Civil protection order (CPO) hearings begin again in D.C. Superior Court. Trials in misdemeanor domestic violence (DV) cases in which the defendant is in custody will resume in December.
With the pandemic continuing to rage, and no end in sight, D.C. Superior Court will remain closed for most purposes through January 15, 2021.
Having also practiced in Pennsylvania and Virginia, I have a basis for comparison when I say good things about the system in Washington, D.C.
I do not charge for free consultations. Nor, as a matter of practice, will I take over representation from another lawyer.
I suspect that my remote-hearing persona may be more adversarial than my in-person one. And this concerns me: What does this say about me?
In a cynical attempt to elicit the court’s sympathy, the government blames Covid-19 for its delays in responding to motions to seal criminal records. Bureaucratic incompetence is the true culprit.
Hearings with respect to DPAs, DSAs and other diversion programs in Washington, D.C. will be postponed because of Covid-19. Although the agreements will remain in effect during this time, the government has discretion to terminate the agreements early.
D.C. Superior Court remains closed for most purposes due to the Covid-19 pandemic. What this means for criminal cases is as follows.

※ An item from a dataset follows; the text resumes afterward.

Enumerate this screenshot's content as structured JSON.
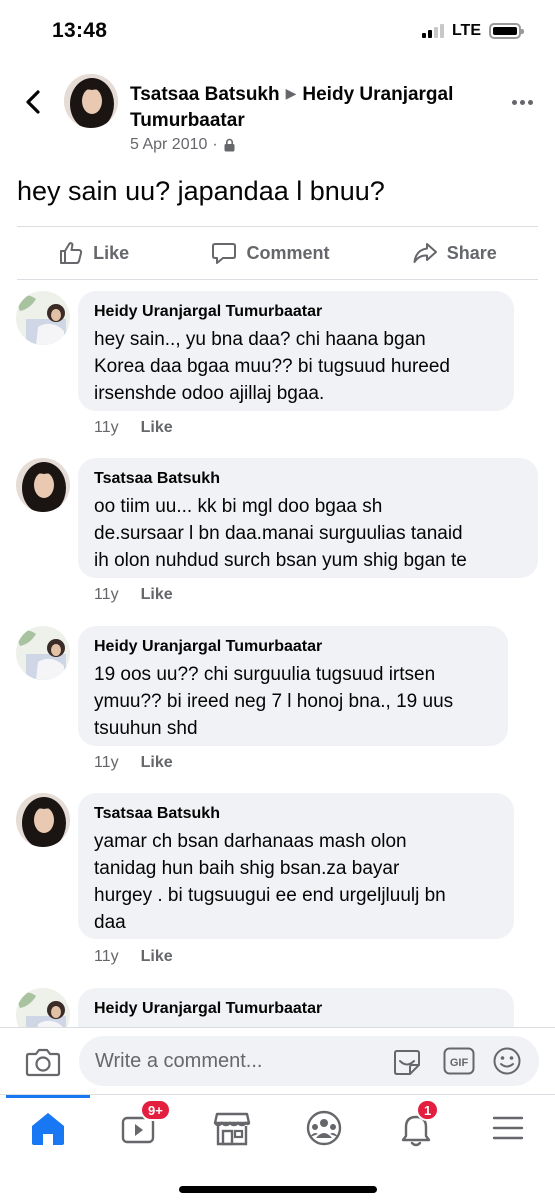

Because of the Covid-19 pandemic, the time between March 18 and November 9, 2020 will be “tolled.” In other words, it will not count when calculating whether a defendant’s speedy trial rights have been violated.